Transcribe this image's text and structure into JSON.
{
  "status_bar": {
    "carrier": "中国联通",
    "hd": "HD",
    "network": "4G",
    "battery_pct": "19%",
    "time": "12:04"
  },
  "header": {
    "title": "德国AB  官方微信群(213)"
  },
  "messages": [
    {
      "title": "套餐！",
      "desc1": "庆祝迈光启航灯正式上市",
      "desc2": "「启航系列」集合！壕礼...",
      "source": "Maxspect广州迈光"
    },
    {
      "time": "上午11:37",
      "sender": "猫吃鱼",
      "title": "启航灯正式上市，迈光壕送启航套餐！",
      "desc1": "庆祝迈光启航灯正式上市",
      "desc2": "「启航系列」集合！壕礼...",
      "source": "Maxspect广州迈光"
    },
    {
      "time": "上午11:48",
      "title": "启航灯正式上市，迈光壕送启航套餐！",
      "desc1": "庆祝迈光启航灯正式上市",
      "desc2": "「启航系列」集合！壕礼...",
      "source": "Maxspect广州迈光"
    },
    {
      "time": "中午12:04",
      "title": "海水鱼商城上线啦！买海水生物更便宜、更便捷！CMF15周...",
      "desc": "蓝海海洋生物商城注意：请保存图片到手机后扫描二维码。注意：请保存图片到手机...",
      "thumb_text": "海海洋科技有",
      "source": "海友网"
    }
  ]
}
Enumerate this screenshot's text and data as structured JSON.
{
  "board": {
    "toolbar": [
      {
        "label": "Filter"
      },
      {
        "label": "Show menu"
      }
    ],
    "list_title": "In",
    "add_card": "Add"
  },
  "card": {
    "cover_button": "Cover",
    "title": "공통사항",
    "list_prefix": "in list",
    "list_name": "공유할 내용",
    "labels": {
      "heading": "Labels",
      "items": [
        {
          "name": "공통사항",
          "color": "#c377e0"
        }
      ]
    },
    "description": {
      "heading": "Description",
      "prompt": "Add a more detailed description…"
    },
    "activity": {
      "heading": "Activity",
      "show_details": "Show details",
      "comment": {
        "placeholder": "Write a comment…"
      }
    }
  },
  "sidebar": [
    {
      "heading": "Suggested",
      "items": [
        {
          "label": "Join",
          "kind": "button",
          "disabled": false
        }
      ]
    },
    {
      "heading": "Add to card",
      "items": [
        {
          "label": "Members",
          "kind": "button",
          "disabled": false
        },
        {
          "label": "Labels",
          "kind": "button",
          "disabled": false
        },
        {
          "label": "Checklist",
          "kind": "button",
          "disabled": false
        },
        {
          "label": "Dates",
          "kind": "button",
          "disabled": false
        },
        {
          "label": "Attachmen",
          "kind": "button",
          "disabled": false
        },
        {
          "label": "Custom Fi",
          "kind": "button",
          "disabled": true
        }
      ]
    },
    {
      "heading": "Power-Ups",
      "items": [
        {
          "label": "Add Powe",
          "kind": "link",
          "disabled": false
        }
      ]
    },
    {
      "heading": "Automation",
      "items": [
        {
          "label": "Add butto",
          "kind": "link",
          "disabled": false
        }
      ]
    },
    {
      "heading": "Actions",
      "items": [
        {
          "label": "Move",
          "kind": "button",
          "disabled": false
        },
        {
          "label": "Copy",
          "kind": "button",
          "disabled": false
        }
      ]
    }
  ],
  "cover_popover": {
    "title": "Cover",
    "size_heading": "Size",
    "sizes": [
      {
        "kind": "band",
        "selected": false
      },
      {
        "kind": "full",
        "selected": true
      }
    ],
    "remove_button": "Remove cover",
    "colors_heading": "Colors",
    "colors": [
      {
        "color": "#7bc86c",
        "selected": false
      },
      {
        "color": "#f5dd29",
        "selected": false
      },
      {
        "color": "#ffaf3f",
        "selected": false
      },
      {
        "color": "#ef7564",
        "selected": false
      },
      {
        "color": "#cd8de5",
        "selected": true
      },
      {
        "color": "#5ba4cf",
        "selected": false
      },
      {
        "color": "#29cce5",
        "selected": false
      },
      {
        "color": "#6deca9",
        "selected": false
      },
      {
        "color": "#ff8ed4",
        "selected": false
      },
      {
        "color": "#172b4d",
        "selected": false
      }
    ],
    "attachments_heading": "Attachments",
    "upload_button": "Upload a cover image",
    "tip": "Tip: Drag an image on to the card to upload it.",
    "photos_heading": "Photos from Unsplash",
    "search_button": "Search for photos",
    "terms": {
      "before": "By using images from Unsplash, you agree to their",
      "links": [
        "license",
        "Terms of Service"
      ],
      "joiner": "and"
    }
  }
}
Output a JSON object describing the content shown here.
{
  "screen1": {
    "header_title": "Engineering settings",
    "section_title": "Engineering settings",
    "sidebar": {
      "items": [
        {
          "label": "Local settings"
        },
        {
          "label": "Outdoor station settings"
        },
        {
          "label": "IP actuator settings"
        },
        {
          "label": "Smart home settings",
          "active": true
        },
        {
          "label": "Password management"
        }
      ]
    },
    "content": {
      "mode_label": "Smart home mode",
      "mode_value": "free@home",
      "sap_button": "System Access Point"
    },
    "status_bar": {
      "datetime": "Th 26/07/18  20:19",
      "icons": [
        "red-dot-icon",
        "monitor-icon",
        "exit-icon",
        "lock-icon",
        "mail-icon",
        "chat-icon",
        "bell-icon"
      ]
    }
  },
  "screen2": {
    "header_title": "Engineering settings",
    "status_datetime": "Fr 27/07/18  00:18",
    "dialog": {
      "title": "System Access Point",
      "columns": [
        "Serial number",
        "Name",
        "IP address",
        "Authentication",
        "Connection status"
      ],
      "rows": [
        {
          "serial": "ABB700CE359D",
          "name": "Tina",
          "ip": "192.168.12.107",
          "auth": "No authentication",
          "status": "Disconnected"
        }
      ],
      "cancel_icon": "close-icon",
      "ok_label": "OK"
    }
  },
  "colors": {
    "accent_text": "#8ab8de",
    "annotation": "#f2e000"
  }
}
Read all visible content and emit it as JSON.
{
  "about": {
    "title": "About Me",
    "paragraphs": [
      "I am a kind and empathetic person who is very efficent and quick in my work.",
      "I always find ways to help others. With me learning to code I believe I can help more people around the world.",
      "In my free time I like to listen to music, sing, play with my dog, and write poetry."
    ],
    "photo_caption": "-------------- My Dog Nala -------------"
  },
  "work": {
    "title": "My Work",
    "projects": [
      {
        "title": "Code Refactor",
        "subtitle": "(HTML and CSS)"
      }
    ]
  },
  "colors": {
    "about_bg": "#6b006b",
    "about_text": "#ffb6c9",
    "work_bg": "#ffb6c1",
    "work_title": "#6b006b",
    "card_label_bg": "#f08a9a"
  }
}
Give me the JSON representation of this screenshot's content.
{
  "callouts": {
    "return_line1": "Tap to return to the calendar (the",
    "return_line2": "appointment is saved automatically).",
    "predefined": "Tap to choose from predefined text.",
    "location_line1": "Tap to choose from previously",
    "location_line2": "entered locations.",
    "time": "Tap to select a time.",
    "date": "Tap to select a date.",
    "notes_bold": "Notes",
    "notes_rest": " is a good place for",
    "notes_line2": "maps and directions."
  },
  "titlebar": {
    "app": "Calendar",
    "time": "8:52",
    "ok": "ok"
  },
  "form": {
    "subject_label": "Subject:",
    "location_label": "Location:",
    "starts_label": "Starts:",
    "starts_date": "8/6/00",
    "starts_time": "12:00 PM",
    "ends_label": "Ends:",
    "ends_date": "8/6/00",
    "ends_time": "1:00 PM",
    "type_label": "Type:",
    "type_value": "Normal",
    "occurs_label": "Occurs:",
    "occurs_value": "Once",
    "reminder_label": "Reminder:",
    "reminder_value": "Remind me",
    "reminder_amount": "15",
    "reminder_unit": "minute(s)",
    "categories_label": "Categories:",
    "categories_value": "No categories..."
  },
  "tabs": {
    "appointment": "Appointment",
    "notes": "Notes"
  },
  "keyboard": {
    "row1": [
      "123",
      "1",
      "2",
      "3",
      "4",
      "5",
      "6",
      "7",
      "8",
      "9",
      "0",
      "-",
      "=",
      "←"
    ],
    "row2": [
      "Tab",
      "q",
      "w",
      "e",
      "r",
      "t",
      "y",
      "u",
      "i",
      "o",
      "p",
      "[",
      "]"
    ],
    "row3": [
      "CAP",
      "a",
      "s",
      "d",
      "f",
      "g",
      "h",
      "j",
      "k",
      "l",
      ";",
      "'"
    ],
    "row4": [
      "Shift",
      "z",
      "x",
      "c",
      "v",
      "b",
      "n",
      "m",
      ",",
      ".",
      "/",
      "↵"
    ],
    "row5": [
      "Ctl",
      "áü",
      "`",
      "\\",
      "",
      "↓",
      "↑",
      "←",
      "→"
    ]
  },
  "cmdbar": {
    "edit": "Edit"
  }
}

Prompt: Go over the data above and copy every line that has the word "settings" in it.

Answer section:
    "header_title": "Engineering settings",
    "section_title": "Engineering settings",
          "label": "Local settings"
          "label": "Outdoor station settings"
          "label": "IP actuator settings"
          "label": "Smart home settings",
    "header_title": "Engineering settings",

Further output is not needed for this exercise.